The California Public Utilities Commission unanimously voted to require Pacific Gas & Electric shareholders, not ratepayers, to pay $25 million over five years for an independent state safety monitor. It won’t be the first time the company has had such a watchdog, but questions about the extent of oversight and who would pay for it were heated.
Next February, the new monitor will replace a federal one appointed during the criminal proceedings over PG&E’s San Bruno gas explosion. Federal Judge William Alsup increased the oversight after the utility ignited wildfires in 2017-18 and was found deficient in clearing vegetation near power lines.
PG&E agreed to keep the safety monitor as part of last year’s bankruptcy reorganization caused by massive wildfire litigation. But it contested the proposal to have its shareholders bear the $5 million annual cost.
Right before the 5-0 vote, CPUC President Marybel Bather announced that the currently burning Dixie Fire had destroyed the small town of Greenville. PG&E had admitted that there’s good reason to think its equipment may have caused that fire, as well as the Fly Fire that merged with it. The massive Dixie Fire had spread to more than 322,500 acres as of Aug. 5 because of high winds and dry conditions.

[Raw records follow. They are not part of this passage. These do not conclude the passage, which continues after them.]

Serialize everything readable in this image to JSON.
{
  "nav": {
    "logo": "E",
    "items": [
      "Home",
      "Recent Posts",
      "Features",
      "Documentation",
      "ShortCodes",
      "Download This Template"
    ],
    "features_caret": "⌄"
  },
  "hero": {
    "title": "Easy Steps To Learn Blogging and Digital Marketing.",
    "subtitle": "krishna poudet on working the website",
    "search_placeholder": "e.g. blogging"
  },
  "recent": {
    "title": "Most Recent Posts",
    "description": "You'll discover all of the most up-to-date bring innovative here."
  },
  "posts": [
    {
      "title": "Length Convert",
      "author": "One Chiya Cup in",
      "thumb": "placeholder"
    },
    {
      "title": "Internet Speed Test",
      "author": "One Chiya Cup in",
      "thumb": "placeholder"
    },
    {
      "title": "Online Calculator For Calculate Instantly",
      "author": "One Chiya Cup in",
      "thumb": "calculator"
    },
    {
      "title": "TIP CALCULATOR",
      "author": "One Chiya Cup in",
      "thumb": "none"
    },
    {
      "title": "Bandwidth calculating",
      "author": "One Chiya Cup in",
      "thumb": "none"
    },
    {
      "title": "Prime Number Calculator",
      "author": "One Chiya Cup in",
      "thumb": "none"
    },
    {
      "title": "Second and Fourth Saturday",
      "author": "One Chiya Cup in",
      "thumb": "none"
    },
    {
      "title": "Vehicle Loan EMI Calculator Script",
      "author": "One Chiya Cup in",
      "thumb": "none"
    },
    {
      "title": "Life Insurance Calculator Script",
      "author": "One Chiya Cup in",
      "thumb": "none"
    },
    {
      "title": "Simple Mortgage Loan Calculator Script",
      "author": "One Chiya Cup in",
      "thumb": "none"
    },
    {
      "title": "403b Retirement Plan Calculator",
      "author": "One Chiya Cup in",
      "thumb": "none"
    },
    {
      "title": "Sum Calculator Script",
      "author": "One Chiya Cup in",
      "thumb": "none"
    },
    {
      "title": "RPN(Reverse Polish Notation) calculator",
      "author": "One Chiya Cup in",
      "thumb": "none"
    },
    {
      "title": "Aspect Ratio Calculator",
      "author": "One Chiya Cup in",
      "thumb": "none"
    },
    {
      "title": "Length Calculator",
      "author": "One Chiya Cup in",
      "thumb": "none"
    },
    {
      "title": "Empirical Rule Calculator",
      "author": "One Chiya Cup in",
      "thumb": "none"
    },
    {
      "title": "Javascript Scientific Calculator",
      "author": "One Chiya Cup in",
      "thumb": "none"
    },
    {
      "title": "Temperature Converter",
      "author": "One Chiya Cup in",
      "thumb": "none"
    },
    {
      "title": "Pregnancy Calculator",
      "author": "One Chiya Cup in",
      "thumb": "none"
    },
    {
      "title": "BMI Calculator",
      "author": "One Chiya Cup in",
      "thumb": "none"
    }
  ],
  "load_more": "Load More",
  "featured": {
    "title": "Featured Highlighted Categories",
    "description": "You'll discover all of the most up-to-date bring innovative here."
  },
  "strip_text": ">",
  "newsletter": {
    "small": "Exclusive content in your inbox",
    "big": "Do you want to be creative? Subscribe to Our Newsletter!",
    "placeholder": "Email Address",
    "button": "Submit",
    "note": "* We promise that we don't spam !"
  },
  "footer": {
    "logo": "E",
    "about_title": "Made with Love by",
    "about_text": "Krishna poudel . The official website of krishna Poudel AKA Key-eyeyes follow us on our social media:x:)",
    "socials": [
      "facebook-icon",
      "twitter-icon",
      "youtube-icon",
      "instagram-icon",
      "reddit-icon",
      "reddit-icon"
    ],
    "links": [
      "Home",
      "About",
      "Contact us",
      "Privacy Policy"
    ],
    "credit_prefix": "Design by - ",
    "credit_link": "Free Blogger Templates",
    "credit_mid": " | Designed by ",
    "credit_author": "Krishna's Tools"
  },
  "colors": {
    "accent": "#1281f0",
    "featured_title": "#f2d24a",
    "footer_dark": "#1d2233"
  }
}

“We have to readdress how we address wildfire mitigation going forward,” Commissioner Darcy Houck stressed.
CPUC Executive Director Rachel Peterson highlighted other actions the commission has taken to improve the safety of PG&E’s electric and gas operations and culture. It increased its enforcement last April after finding the utility was not properly clearing trees and other plants around its equipment. It directed PG&E to improve the reports it issues after safety shutoffs. It also ordered the utility to develop an app that allows customers to report equipment failures or dangers, such as downed lines. In addition, on Aug. 25, the CPUC will vote on whether to renew the utility’s safety certification, which is a condition of operating. Local clean power advocates have been urging the commission to let PG&E go out of business and replace it with public local power.
Watchdog in real time
The safety monitor keeps tabs on how well PG&E’s work is meeting its stated priorities, demonstrating “utmost safety in execution,” according to the resolution. The monitor oversees the utility’s wildfire mitigation plan, its public safety shutoff practices, safety culture assessments, and risk mitigation.
The CPUC chief will choose the monitor. He or she will work for and with the commission and report monthly on PG&E safety. Ratepayer advocates insisted PG&E should have no say in the choice of a monitor.
The resolution forbids the monitor from “holding a direct financial interest in PG&E” and says the person is subject to conflict-of-interest rules.
PG&E wanted the oversight to last no more than three years. This was rejected.
The resolution agrees with The Utility Reform Network and Cal Advocates that PG&E’s “record of prior safety lapses warrant a period of five years, matching the length of the Federal Monitor’s term.”